Calypso said...

Steve - Ever the diplomat.

Like Felipe I am a hard nosed realist (your words). Providing micro-loans to poor people with loan shark interest rates simply doesn't get it for me - soft peddle it however you like.

From the New York Times:

"Premal Shah, Kiva’s president, said The uproar has proven beneficial in an unexpected way. “If anything, it has drawn more people into the nuance and beauty of this model of microfinance,” said Mr. Shah, who joined Kiva from eBay. “It’s highly imperfect, but it’s like a 3 1/2-year-old child: it has a lot of potential.”


Highly imperfect is the key there.

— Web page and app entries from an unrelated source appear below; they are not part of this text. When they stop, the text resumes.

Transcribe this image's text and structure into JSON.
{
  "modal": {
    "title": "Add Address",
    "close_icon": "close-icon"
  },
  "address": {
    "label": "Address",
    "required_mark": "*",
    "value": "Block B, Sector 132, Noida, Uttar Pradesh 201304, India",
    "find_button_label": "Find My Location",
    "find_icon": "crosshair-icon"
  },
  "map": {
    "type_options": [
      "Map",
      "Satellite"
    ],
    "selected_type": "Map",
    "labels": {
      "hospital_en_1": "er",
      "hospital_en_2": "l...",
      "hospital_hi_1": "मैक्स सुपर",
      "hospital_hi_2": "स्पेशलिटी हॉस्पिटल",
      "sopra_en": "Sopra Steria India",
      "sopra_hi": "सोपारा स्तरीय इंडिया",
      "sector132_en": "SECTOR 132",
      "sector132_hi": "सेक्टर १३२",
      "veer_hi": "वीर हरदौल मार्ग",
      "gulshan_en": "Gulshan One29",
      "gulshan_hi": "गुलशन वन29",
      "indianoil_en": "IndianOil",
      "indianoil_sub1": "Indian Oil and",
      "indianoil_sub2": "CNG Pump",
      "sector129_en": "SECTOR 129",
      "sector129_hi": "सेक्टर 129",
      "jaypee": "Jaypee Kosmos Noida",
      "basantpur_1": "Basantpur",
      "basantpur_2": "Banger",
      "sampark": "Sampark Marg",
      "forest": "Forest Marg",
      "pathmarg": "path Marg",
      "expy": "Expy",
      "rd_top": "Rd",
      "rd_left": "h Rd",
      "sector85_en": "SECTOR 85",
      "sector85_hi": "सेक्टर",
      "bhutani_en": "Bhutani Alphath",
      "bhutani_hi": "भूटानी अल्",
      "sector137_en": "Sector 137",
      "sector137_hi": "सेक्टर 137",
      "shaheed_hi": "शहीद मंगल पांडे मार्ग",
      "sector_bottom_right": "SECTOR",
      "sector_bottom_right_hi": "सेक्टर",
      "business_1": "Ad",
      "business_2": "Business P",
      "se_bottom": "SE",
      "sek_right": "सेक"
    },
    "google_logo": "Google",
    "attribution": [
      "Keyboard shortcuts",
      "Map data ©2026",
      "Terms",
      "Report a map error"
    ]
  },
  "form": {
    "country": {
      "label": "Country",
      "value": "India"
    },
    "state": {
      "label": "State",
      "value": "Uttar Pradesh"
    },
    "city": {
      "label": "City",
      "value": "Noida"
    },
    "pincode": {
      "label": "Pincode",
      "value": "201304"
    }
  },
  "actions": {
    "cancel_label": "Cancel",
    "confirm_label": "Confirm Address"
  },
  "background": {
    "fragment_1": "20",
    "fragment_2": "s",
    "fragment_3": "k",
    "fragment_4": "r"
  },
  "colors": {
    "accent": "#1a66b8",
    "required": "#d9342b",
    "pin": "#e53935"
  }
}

Felipe said...

Thanks for the Kiva plug, Señor Cotton. If anyone wants to join our team, it´s called Ian Lee´s Team, and I imagine just going to the Kiva site and doing a team search will lead you to us. I hope so.

And what you wrote about the interest payment was perfect. I don´t sweat the small stuff. It´s an excellent organization.

Croft said...

I too am surprised by the interest rates charged but interest rates across the board are higher in Latin America. A Mexican friend (well off retired lawyer) tells me that even with his preferred credit rating the rates he would have to pay on his credit card are very high - I think he said 25%. Fortunately for him, he pays his card off monthly.

Like Steve says, it is an imperfect system but if the "Field Partners" had to borrow the money they loan out to the small entrepreneurs, the rates would be higher yet.

To keep Kiva's costs down, PayPal has waived all fees as their contribution to the micro loan initiative.